The specially treated material, devised by the University of Sheffield, removes harmful nitrogen oxide from the atmosphere.
Renowned writer Simon Armitage, Professor of Poetry at the University, and Pro-Vice-Chancellor for Science Professor Tony Ryan, have collaborated to create a catalytic poem called 'In Praise of Air'- printed on material containing a formula which is capable of purifying its surroundings.
The cheap technology could also be applied to billboards and advertisements alongside congested roads to cut pollution, researchers said.
The 10m x 20m piece of material which the poem is printed on is coated with microscopic pollution-eating particles of titanium dioxide which use sunlight and oxygen to react with nitrogen oxide pollutants and purify the air.
"This is a fun collaboration between science and the arts to highlight a very serious issue of poor air quality in our towns and cities," Ryan, who came up with the idea of using treated materials to cleanse the air, said.
"The science behind this is an additive which delivers a real environmental benefit that could actually help cut disease and save lives.
"This poem alone will eradicate the nitrogen oxide pollution created by about 20 cars every day," said Ryan.
"If every banner, flag or advertising poster in the country did this, we'd have much better air quality. It would add less than 100 pounds to the cost of a poster and would turn advertisements into catalysts in more ways than one.
"The countless thousands of poster sites that are selling us cars beside our roads could be cleaning up emissions at the same time," he said.
The poem will be on display at the University's Alfred Denny Building, Western Bank, for one year, researchers said.

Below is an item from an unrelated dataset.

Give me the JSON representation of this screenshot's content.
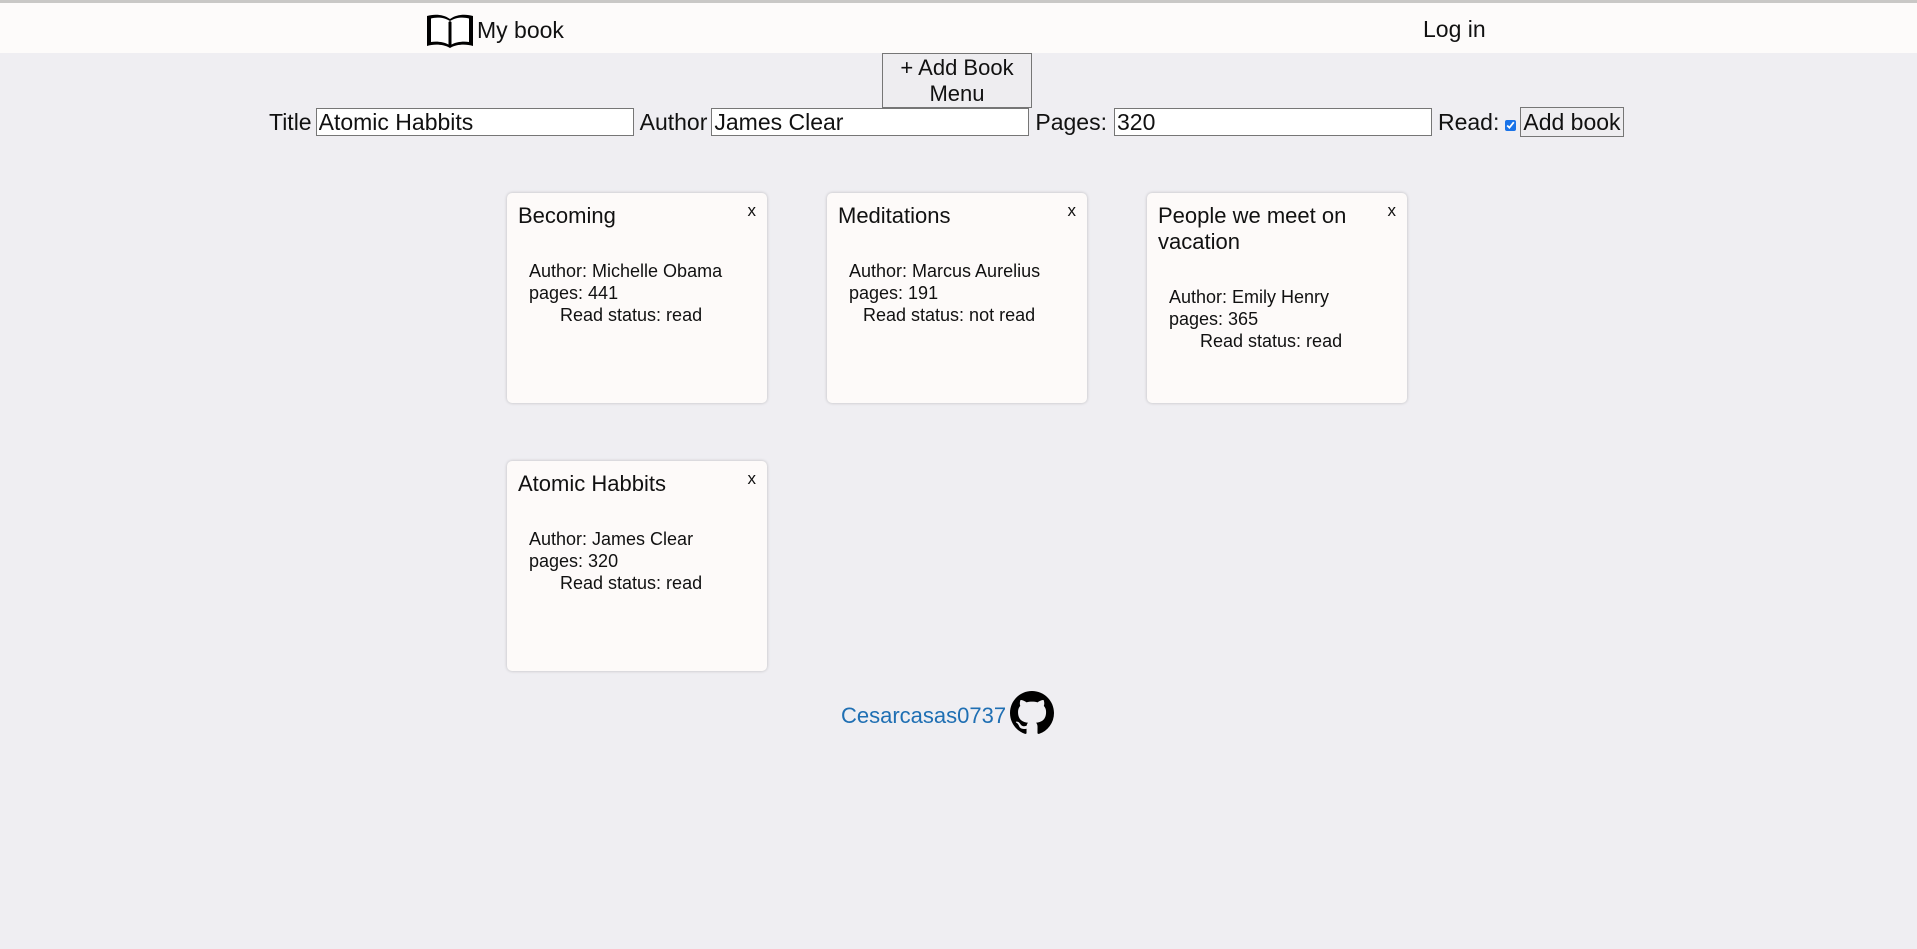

Ryan has been campaigning to have his ingredient added to washing detergent in the UK as part of his Catalytic Clothing project.